No, the speed of light is always $c$ if you measure the speed of a flash zipping by you. But you need to be very very careful about what you're calling the speed of anything, including light, if it's moving between two distant points instead of zipping by you.

5. Mar 24, 2017

### LordChallen

All things being relative,

Velocity = Distance/Time.

If a gravity center slows time, wouldn't the distance have to increase for this rule to be true?

Like, if you fell into a black hole, time would slow as you approached. But you might never actually get to the black hole because the distance would increase as time slowed.

To outside observer, the distance would be short, but the time long. To an inside observer, time would remain constant by the distance would increase.

When a comet approaches the Sun, it spreads it tail out behind. Now, as far as I know, people say this is because of dust and gas coming off the object. But would gravity pull equally all everything? And as the comet departs, would sun's gravity try to pull dust and gases back? Instead, the dirt and gas caught up to the comet.

What if, the size of comet, was enough to response to micro-layers of changes in time? So the front of the comet might react a micro-second fast then the back of comet. Over billions of miles, this effect would have the comet stretched over thousands of miles. At the comet departed, the effect would reverse and the parts could collect again. The appearance of the comet gaining speed could time compressing, while inside the time/space might remain constant.

6. Mar 25, 2017

### Staff: Mentor

You seem to think that Velocity = Distance/Time is a law of physics. It's not. It's just a definition.

That depends on how you compare your "rate of time flow" to someone else's. There is no unique way to do that.

You don't have to speculate. You can compute the answer using the laws of physics: the Schwarzschild solution to the Einstein Field Equation, in this case. The answer is that you can indeed fall into a black hole. The laws also tell us that the distance you have to fall does not change as you fall.
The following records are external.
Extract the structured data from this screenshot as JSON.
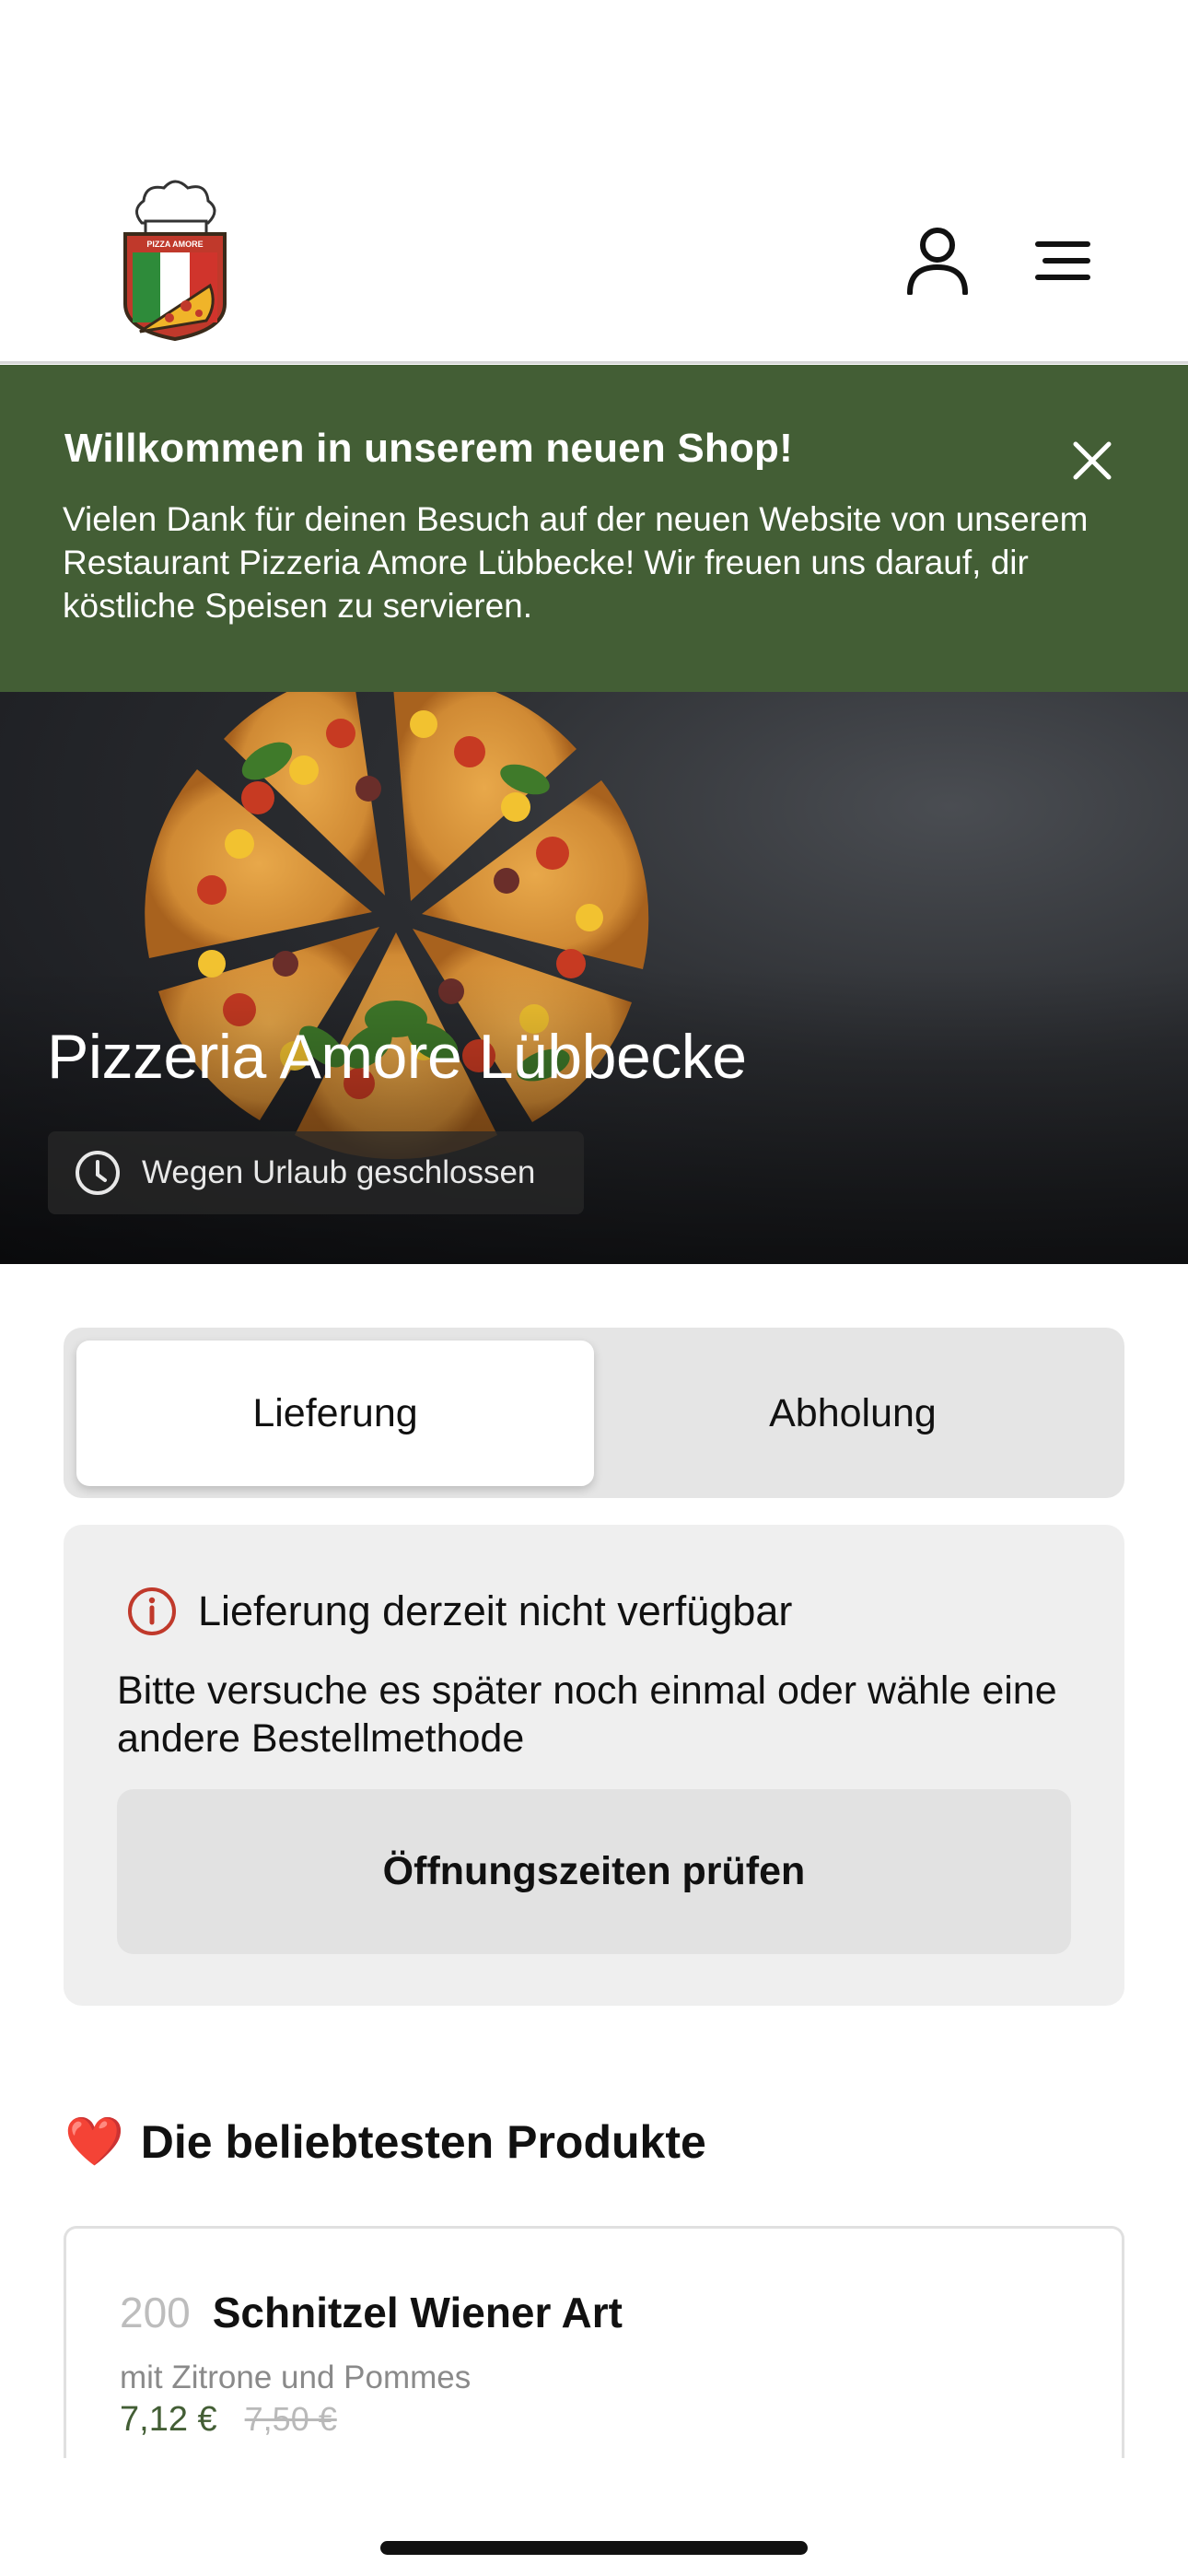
{
  "header": {
    "logo_text": "PIZZA AMORE",
    "account_icon": "person-icon",
    "menu_icon": "hamburger-menu-icon"
  },
  "banner": {
    "title": "Willkommen in unserem neuen Shop!",
    "text": "Vielen Dank für deinen Besuch auf der neuen Website von unserem Restaurant Pizzeria Amore Lübbecke! Wir freuen uns darauf, dir köstliche Speisen zu servieren.",
    "close_icon": "close-icon",
    "background": "#435e35"
  },
  "hero": {
    "title": "Pizzeria Amore Lübbecke",
    "status": "Wegen Urlaub geschlossen",
    "status_icon": "clock-icon"
  },
  "order_mode": {
    "options": [
      "Lieferung",
      "Abholung"
    ],
    "selected": "Lieferung"
  },
  "notice": {
    "icon": "info-icon",
    "title": "Lieferung derzeit nicht verfügbar",
    "text": "Bitte versuche es später noch einmal oder wähle eine andere Bestellmethode",
    "button": "Öffnungszeiten prüfen"
  },
  "popular": {
    "emoji": "❤️",
    "title": "Die beliebtesten Produkte",
    "products": [
      {
        "number": "200",
        "name": "Schnitzel Wiener Art",
        "description": "mit Zitrone und Pommes",
        "price": "7,12 €",
        "old_price": "7,50 €"
      }
    ]
  },
  "colors": {
    "accent_green": "#435e35",
    "alert_red": "#c0392b"
  }
}
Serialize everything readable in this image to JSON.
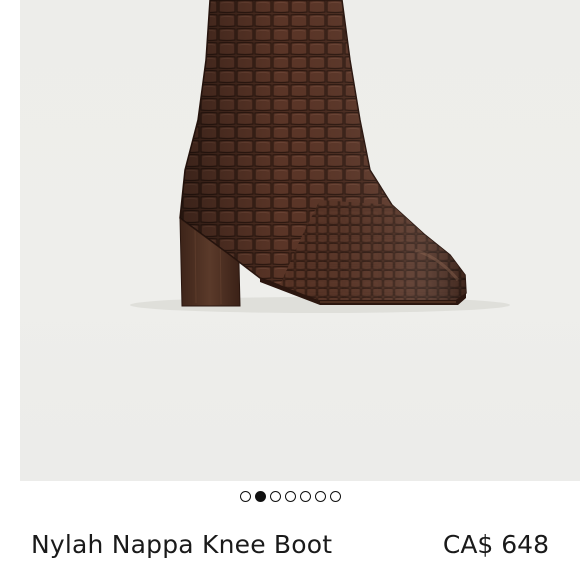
{
  "product": {
    "name": "Nylah Nappa Knee Boot",
    "price": "CA$ 648",
    "image_alt": "Brown croc-embossed knee boot with block heel"
  },
  "gallery": {
    "total_images": 7,
    "active_index": 1
  },
  "colors": {
    "boot": "#4a2a1f",
    "background": "#ededea"
  }
}
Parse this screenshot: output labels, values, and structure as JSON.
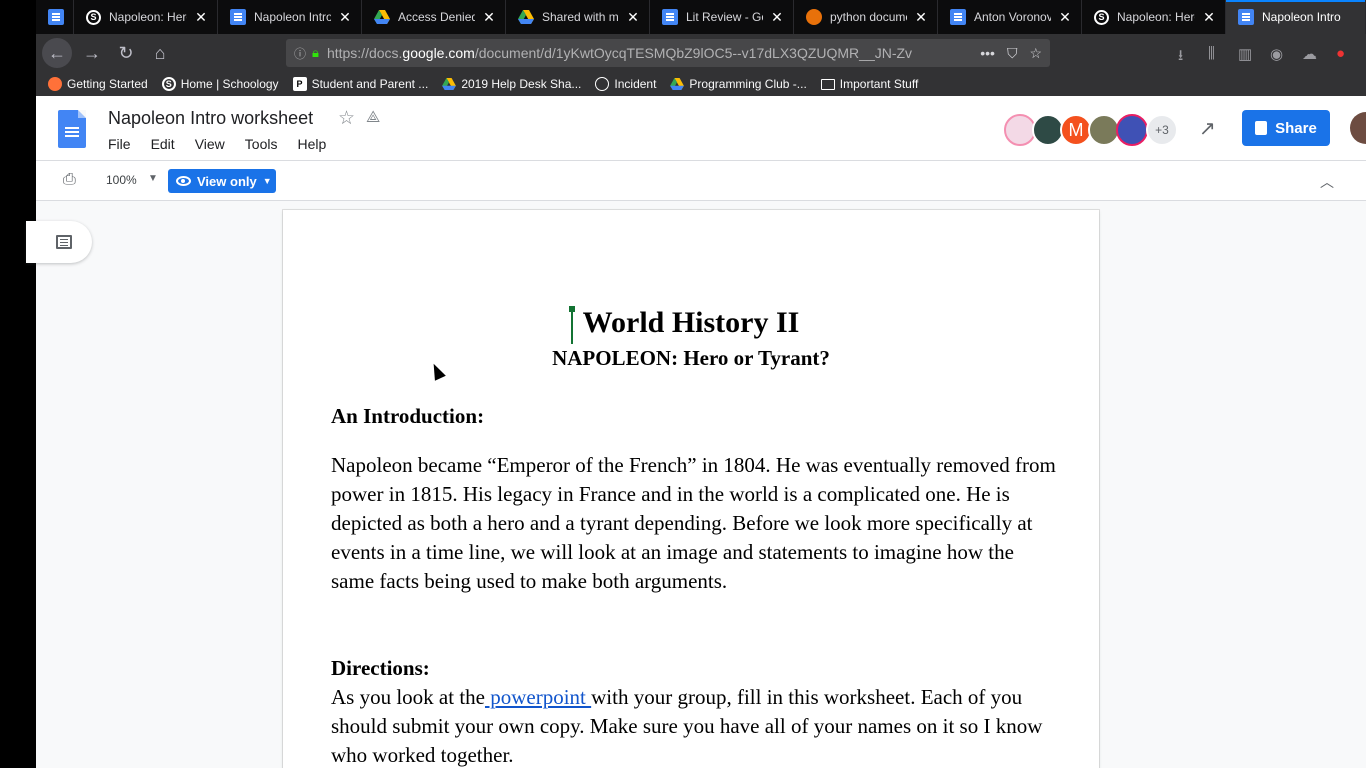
{
  "browser": {
    "tabs": [
      {
        "label": "",
        "icon": "docs-icon"
      },
      {
        "label": "Napoleon: Hero",
        "icon": "schoology-icon"
      },
      {
        "label": "Napoleon Intro",
        "icon": "docs-icon"
      },
      {
        "label": "Access Denied",
        "icon": "drive-icon"
      },
      {
        "label": "Shared with me",
        "icon": "drive-icon"
      },
      {
        "label": "Lit Review - Go",
        "icon": "docs-icon"
      },
      {
        "label": "python docume",
        "icon": "python-icon"
      },
      {
        "label": "Anton Voronov",
        "icon": "docs-icon"
      },
      {
        "label": "Napoleon: Hero",
        "icon": "schoology-icon"
      },
      {
        "label": "Napoleon Intro",
        "icon": "docs-icon"
      }
    ],
    "url_prefix": "https://docs.",
    "url_domain": "google.com",
    "url_rest": "/document/d/1yKwtOycqTESMQbZ9lOC5--v17dLX3QZUQMR__JN-Zv",
    "bookmarks": [
      "Getting Started",
      "Home | Schoology",
      "Student and Parent ...",
      "2019 Help Desk Sha...",
      "Incident",
      "Programming Club -...",
      "Important Stuff"
    ]
  },
  "docs": {
    "title": "Napoleon Intro worksheet",
    "menu": [
      "File",
      "Edit",
      "View",
      "Tools",
      "Help"
    ],
    "avatar_letter": "M",
    "more_collaborators": "+3",
    "share_label": "Share",
    "zoom": "100%",
    "mode_label": "View only"
  },
  "document": {
    "heading": "World History II",
    "subheading": "NAPOLEON: Hero or Tyrant?",
    "intro_heading": "An Introduction:",
    "intro_paragraph": "Napoleon became “Emperor of the French” in 1804. He was eventually removed from power in 1815. His legacy in France and in the world is a complicated one. He is depicted as both a hero and a tyrant depending. Before we look more specifically at events in a time line, we will look at an image and statements to imagine how the same facts being used to make both arguments.",
    "directions_heading": "Directions:",
    "directions_before": "As you  look at the",
    "directions_link": " powerpoint ",
    "directions_after": " with your group, fill in this worksheet. Each of you should submit your own copy. Make sure you have all of your names on it so I know who worked together."
  },
  "colors": {
    "accent": "#1a73e8",
    "link": "#1155cc",
    "cursor": "#137333"
  }
}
7. Mar 25, 2017

### LordChallen

In another thread, someone hypothetically suggested that a spaceship orbiting earth at the speed of light for 1 years (relative to the spaceship) would be 7000 years relative to people observers on earth. Even though the spaceship only when 1 light year, to earth observers, 7000 light years.

The actually distance covered is 7000x more then expected for the spaceship. So distance does expand as time shrinks?

So in theory, an expanding universe could be shrinking time?

8. Mar 25, 2017

### Staff: Mentor

Yes, due to time dilation. Also, the spaceship can't travel at the speed of light. It can only travel close to the speed of light, relative to Earth. You should be able to calculate how close to the speed of light it would have to travel in order to have a time dilation factor, relative to Earth, of 7000 to 1.

Furthermore, in such a calculation, the effect of the Earth's gravity on time is negligible. It is many orders of magnitude smaller than the 7000 to 1 ratio.

The distance covered by the spaceship, in the Earth frame, is just whatever distance is covered by however many orbits the spaceship makes in 7000 Earth years.

The gravity of the Earth has negligible effect on this distance. The motion of the spaceship relative to Earth has no effect on it at all (except that the ship's speed determines how many orbits it makes in 7000 Earth years).

The spaceship's motion is not inertial, so there is no way to construct an inertial frame in which it is at rest. So there is no obvious frame in which the Earth is moving and covers a distance 7000x less, relative to the spaceship, than the distance the spaceship covers, relative to the Earth, in the Earth frame. But even if we could construct such a frame, the length contraction in this frame would have nothing to do with Earth's gravity.

No. Even in SR, distances in moving frames contract; they don't expand.

No.

9. Mar 25, 2017